ROGER WILLIAMS A2 OPINION A4 15 MINUTES A6 NAPLES HISTORY A10 BUSINESS B1 NETWORKING B8 & 9 REAL ESTATE B9 ARTS C1 EVENTS C6 & 7 THEATER REVIEW C8 SOCIETY C23, 24 & 25 CUISINE C27 PRSRT STD U.S. POSTAGE PAID FORT MYERS, FL PERMIT NO. 715 INSIDEwww.FloridaWeekly.com Vol. I, No. 24 FREE WEEK OF MARCH 19-25, 2009 DATED MATERIAL PLEASE RUSH POSTMASTER REQUESTED IN-HOME DELIVERY DATE: MARCH 19, 2009 POSTAL CUSTOMER In concert for ImmokaleeAve Maria chorus, Naples Philharmonic make music for workers coalition. C10 Warhol at The von LiebigSee who had their 15 minutes of fame and other happenings of note. C23, 24 & 25 Back to school Enrollment numbers on the rise at Hodges and Edison. B1 Mr. EnduranceMeet Pete Lefferts, happy to be one extreme athlete extraordinaire. A6 SOCIETYPAGES THE][ or generations, Palm Beach has reigned supreme in matters of high society. Its Mediterranean-style villas, with their barrel-tiled roofs and sweeping ocean vistas, may rest at sea level or slightly above, but the view from their wind-swept balconies is decidedly Olympian. Looking back, across Lake Worth and toward the far-less-exclusive municipality of West Palm, the inhabitants of Palm Beach see a Florida that is far poorer, far more ethnically diverse and far more ravaged by a howling recession than anything they know or, more tellingly, care to know. Against this backdrop, the gentry of Palm Beach brook no apology for their ferocious addictions to conspicuous consumption, grand living and high times. Moreover, they feel no threat none whatsoever to their peculiar status from other well-known areas of the state. South Beach is hipper, Orlando more prized as a tourist destination, and the beaches of the Gulf Coast more idyllic, but Palm Beach is without peer in the realm of pure snob appeal.
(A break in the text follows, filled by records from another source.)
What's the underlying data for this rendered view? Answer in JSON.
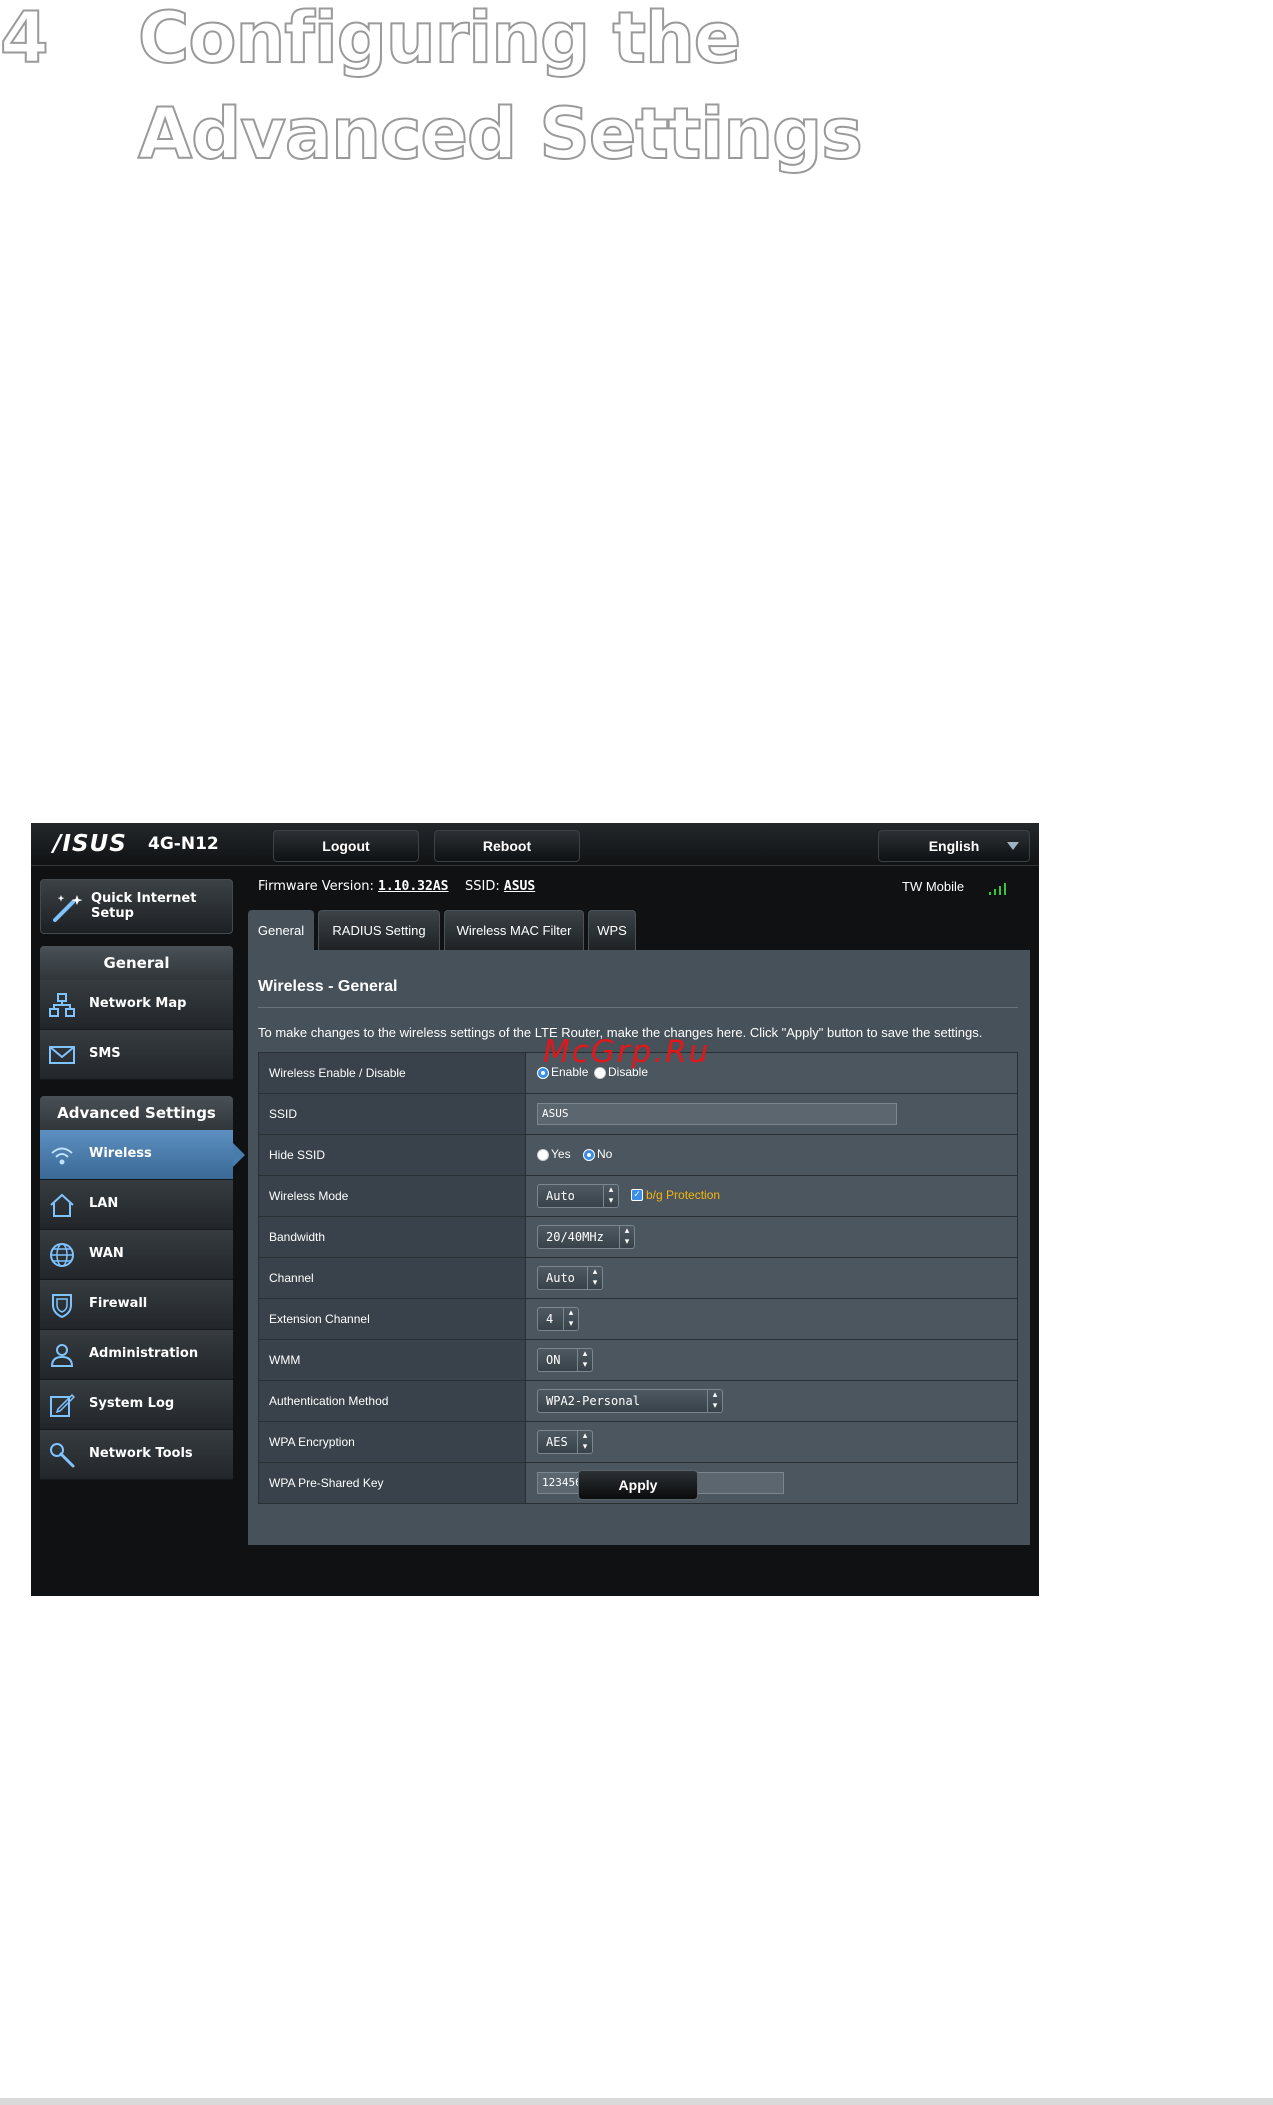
{
  "chapter": {
    "number": "4",
    "title": "Configuring the Advanced Settings"
  },
  "topbar": {
    "logo": "/ISUS",
    "model": "4G-N12",
    "logout": "Logout",
    "reboot": "Reboot",
    "language": "English"
  },
  "sidebar": {
    "quick_setup": "Quick Internet Setup",
    "general_header": "General",
    "general_items": [
      {
        "label": "Network Map",
        "icon": "network-map-icon"
      },
      {
        "label": "SMS",
        "icon": "envelope-icon"
      }
    ],
    "advanced_header": "Advanced Settings",
    "advanced_items": [
      {
        "label": "Wireless",
        "icon": "wifi-icon"
      },
      {
        "label": "LAN",
        "icon": "home-icon"
      },
      {
        "label": "WAN",
        "icon": "globe-icon"
      },
      {
        "label": "Firewall",
        "icon": "shield-icon"
      },
      {
        "label": "Administration",
        "icon": "user-icon"
      },
      {
        "label": "System Log",
        "icon": "edit-icon"
      },
      {
        "label": "Network Tools",
        "icon": "tools-icon"
      }
    ]
  },
  "status": {
    "firmware_label": "Firmware Version:",
    "firmware_value": "1.10.32AS",
    "ssid_label": "SSID:",
    "ssid_value": "ASUS",
    "carrier": "TW Mobile"
  },
  "tabs": [
    "General",
    "RADIUS Setting",
    "Wireless MAC Filter",
    "WPS"
  ],
  "panel": {
    "title": "Wireless - General",
    "description": "To make changes to the wireless settings of the LTE Router, make the changes here. Click \"Apply\" button to save the settings.",
    "rows": {
      "enable_label": "Wireless Enable / Disable",
      "enable_opt": "Enable",
      "disable_opt": "Disable",
      "ssid_label": "SSID",
      "ssid_value": "ASUS",
      "hide_label": "Hide SSID",
      "yes_opt": "Yes",
      "no_opt": "No",
      "mode_label": "Wireless Mode",
      "mode_value": "Auto",
      "bg_protection": "b/g Protection",
      "bandwidth_label": "Bandwidth",
      "bandwidth_value": "20/40MHz",
      "channel_label": "Channel",
      "channel_value": "Auto",
      "ext_label": "Extension Channel",
      "ext_value": "4",
      "wmm_label": "WMM",
      "wmm_value": "ON",
      "auth_label": "Authentication Method",
      "auth_value": "WPA2-Personal",
      "enc_label": "WPA Encryption",
      "enc_value": "AES",
      "psk_label": "WPA Pre-Shared Key",
      "psk_value": "12345678"
    },
    "apply": "Apply"
  },
  "watermark": "McGrp.Ru",
  "colors": {
    "accent": "#3a8ee6",
    "warning": "#f5b50a",
    "active_menu": "#4a7cab",
    "watermark": "#e0181c"
  }
}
Those who view Palm Beach fromBY BILL CORNWELL __________________news@ oridaweekly.comSEE SOCIETY, A8 FI think for many people in Naples, Palm Beach can be a bit too snobbish to suit their tastes. But, if you ask me, Palm Beach is not quite as highfalutin as it used to be. Doris Reynolds, Naples City Historian, author and longtime residentAs a result of the 2009 Naples Winter Wine Festival, 26 Collier County childrens charities received nearly $7 million in grants. Trustees of the Naples Children & Education Foundation, founders of the wine festival, presented checks to the deserving nonprofit organizations last week during a ceremony at Mediterra. These checks will help children in ways both big and small, said Connie Galloway, co-chair of this years festival with her husband, Tom Galloway. Children will have a safe haven from abusive homes; early literacy training for a good start in school; vision screenings and eyeglasses needed to do schoolwork; and, for many, their very first books to foster reading skills. This years largest grants were $1 million each for Collier Countys Boys & Girls Club (to fund summer programming for 1,250 children in Naples and Immokalee who otherwise would have no place to go) and Guadalupe Center (to double the capacity to 270 children ages newborn to 4 years old who receive day care and early education at the center, and to fund after-school programs at several Immokalee elementary schools). One agency, the Able Academy, received an NCEF grant for the first time. The academy, which provides behavioral and social therapies and academic instruction to children with autism, received $125,000. The February festival raised more than $5 million, with all proceeds allocated for distribution in 2009. However, NCEF trustees determined that grant applicants needs surpassed the SPECIAL TO FLORIDA WEEKLY SEE WINEFEST, A8 & 9 $7 million handed out to childrens charities NAPLES AND PALM BEACH:CITADELS OF MANNERS AND MONEYCOURTESY PHOTODream Team members join soloist Sam Bostic during a Meet the Kids Day presentationNAPLES AND PALM BEACH:CITADELS OF MANNERS AND MONEY B a c k t o s c h h h h o o o l l l l l l